'''
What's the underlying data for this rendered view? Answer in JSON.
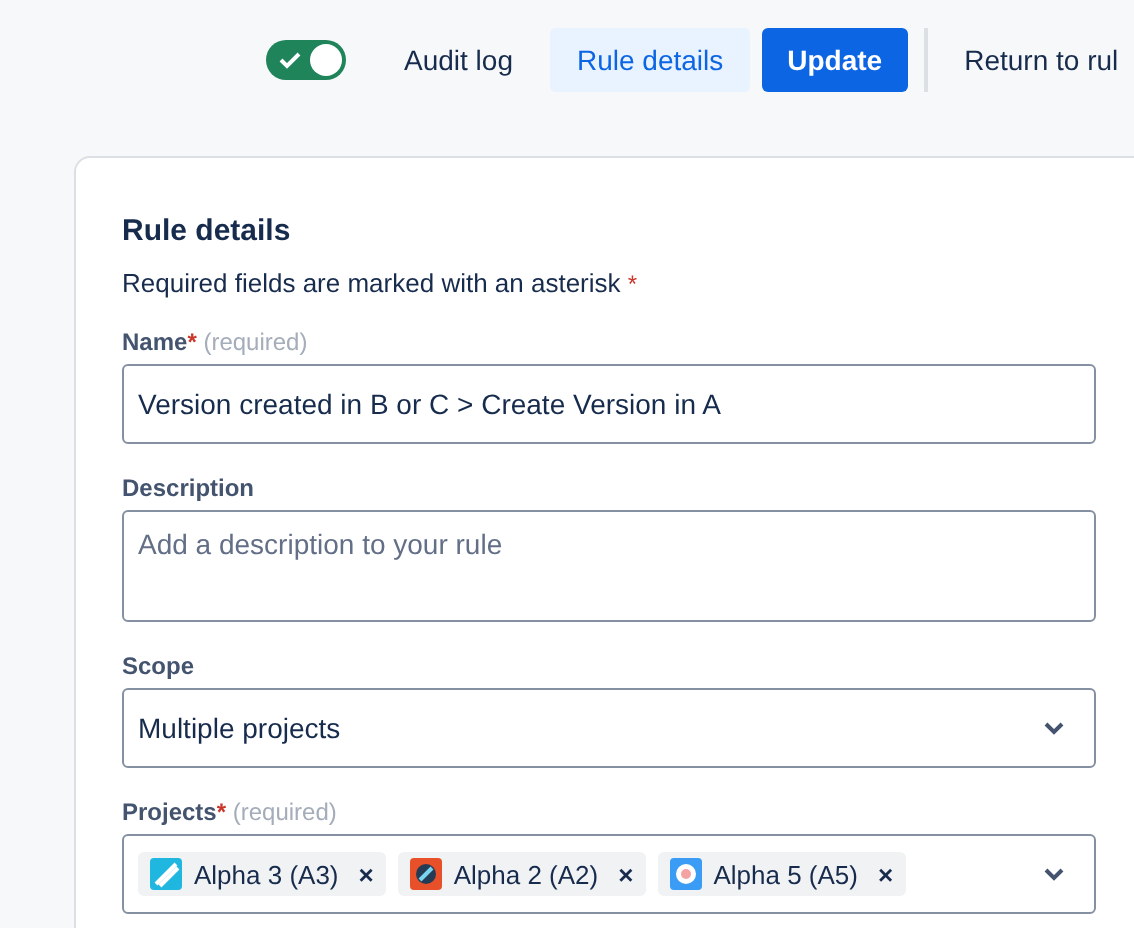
{
  "header": {
    "toggle": {
      "on": true
    },
    "buttons": [
      {
        "label": "Audit log",
        "kind": "subtle",
        "selected": false
      },
      {
        "label": "Rule details",
        "kind": "subtle",
        "selected": true
      },
      {
        "label": "Update",
        "kind": "primary",
        "selected": false
      },
      {
        "label": "Return to rul",
        "kind": "link",
        "selected": false
      }
    ]
  },
  "form": {
    "title": "Rule details",
    "note": "Required fields are marked with an asterisk",
    "note_mark": "*",
    "name": {
      "label": "Name",
      "mark": "*",
      "hint": "(required)",
      "value": "Version created in B or C > Create Version in A"
    },
    "description": {
      "label": "Description",
      "placeholder": "Add a description to your rule"
    },
    "scope": {
      "label": "Scope",
      "value": "Multiple projects"
    },
    "projects": {
      "label": "Projects",
      "mark": "*",
      "hint": "(required)",
      "items": [
        {
          "label": "Alpha 3 (A3)",
          "remove": "×"
        },
        {
          "label": "Alpha 2 (A2)",
          "remove": "×"
        },
        {
          "label": "Alpha 5 (A5)",
          "remove": "×"
        }
      ]
    }
  }
}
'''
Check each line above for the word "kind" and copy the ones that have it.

        "kind": "subtle",
        "kind": "subtle",
        "kind": "primary",
        "kind": "link",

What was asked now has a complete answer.